After breaking the ice and throwing a couple of straight forward questions at RIM's new CEO in our Part I Interview, we tackle some of the hot topics surrounding Research In Motion and their current BlackBerry strategy.
You'll want to listen to the interview above and/or read the Q&A below as we get passionate straight talk from Thorsten Heins. Seriously, if you haven't been won over by the new BlackBerry Chief yet, this may be the interview that does it.
We really are entering into a new era for Research In Motion here. This is a CEO who admits RIM has missed on commitments in the past, admits RIM is choosing the harder way (as compared to building upon Android), but 100% believes in the strength of the company and the current strategy they have chosen to execute on.

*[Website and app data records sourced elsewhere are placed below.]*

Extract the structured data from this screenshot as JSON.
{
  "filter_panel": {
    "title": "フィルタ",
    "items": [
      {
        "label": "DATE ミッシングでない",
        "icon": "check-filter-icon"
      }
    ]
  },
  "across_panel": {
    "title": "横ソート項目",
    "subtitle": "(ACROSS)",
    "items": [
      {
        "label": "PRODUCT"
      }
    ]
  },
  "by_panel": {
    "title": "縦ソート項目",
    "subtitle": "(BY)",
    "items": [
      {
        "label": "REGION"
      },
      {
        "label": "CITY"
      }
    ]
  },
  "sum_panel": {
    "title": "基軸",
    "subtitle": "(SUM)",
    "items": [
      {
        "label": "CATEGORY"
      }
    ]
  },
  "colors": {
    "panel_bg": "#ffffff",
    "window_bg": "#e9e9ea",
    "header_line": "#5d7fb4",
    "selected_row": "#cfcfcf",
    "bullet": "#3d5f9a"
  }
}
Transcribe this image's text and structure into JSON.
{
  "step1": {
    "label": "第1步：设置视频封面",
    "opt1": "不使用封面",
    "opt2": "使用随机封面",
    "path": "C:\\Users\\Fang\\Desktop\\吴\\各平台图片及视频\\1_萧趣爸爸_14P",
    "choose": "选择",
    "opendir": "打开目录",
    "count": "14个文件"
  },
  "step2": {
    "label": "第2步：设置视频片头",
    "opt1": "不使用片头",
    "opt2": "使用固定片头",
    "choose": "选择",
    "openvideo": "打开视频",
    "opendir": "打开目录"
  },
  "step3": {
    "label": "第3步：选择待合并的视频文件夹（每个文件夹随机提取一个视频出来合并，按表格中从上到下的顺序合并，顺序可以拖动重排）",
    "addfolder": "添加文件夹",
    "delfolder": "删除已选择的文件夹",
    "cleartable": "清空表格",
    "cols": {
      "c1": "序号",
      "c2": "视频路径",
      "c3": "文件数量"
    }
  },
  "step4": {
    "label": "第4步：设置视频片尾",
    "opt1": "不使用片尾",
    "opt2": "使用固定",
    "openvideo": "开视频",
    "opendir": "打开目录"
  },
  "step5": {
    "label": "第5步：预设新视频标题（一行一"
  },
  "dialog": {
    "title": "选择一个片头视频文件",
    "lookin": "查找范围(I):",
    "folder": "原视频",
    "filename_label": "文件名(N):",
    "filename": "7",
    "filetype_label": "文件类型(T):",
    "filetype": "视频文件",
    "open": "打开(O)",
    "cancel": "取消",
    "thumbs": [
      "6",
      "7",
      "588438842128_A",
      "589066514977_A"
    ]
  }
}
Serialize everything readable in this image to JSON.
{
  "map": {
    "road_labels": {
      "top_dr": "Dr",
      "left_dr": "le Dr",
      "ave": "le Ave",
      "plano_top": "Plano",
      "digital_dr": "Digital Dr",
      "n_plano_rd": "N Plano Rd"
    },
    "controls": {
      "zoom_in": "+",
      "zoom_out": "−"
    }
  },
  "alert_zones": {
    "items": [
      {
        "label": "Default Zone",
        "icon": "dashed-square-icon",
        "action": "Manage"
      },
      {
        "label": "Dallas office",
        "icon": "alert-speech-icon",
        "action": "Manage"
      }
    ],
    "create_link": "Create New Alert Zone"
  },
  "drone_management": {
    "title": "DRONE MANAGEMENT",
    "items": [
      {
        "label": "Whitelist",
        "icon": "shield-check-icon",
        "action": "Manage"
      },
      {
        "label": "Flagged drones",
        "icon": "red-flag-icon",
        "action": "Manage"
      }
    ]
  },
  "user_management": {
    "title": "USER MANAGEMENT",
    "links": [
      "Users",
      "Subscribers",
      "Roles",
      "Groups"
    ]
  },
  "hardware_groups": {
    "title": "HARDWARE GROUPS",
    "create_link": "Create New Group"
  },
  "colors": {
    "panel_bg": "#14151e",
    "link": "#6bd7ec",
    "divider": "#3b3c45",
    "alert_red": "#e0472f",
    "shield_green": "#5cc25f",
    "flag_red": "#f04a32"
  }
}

Kevin: On the topic of change, on the conference call you said, "We don't think significant change was needed." Obviously there is a lot of change already in progress with the migration (from BlackBerry OS) up to the BlackBerry 10 platform, but I'm seeing that the media and financial community are not in total agreement about that message. Can you clarify and explain why you don't think you need change?
Thorsten: I think this got into a little bit of the black and white zone. I was talking about drastic or seismic changes. What I was trying to address was that there was some suggestion that RIM should be split up or should even be sold. My true belief is that RIM has the strength and the assets that we can really succeed in this market.
There is a LOT of change. There is a lot of structure change, there has been already a lot of change in terms of our software, our software platform, bringing QNX in. There is no standstill at any moment here at RIM.
What I wanted to make clear to the market is that we believe in our own strength, we are BlackBerry, we are an integrated solution, hardware, software, services, and network.
Just do yourselves a favor and look where the other OEMs are that are just handset providers. I tell you, I've been in that business before. It's cut throat price and cost competition. And why would I throw the value away of differentiating myself against the others?
Kevin: I keep reading these articles that BlackBerry should build on Android, but I just don't understand them.
Thorsten: Just take a look where the Android OEMs are. I leave this to you. Take a look at their recent announcements and what you will immediately see is there is just no room for differentiation because they are all the same.
What we choose is the harder way. I get it. Did we miss on some commitments? Yes, I admit that. That happens in high tech. This is not baking cookies. This is building high tech products. From time to time your aspirations and your development timelines hit some bumps in the road that were not foreseen. But I think going down that path is exactly right for BlackBerry and its customers.
Keep it locked to CrackBerry... more from RIM's new CEO will be hitting the blogs soon!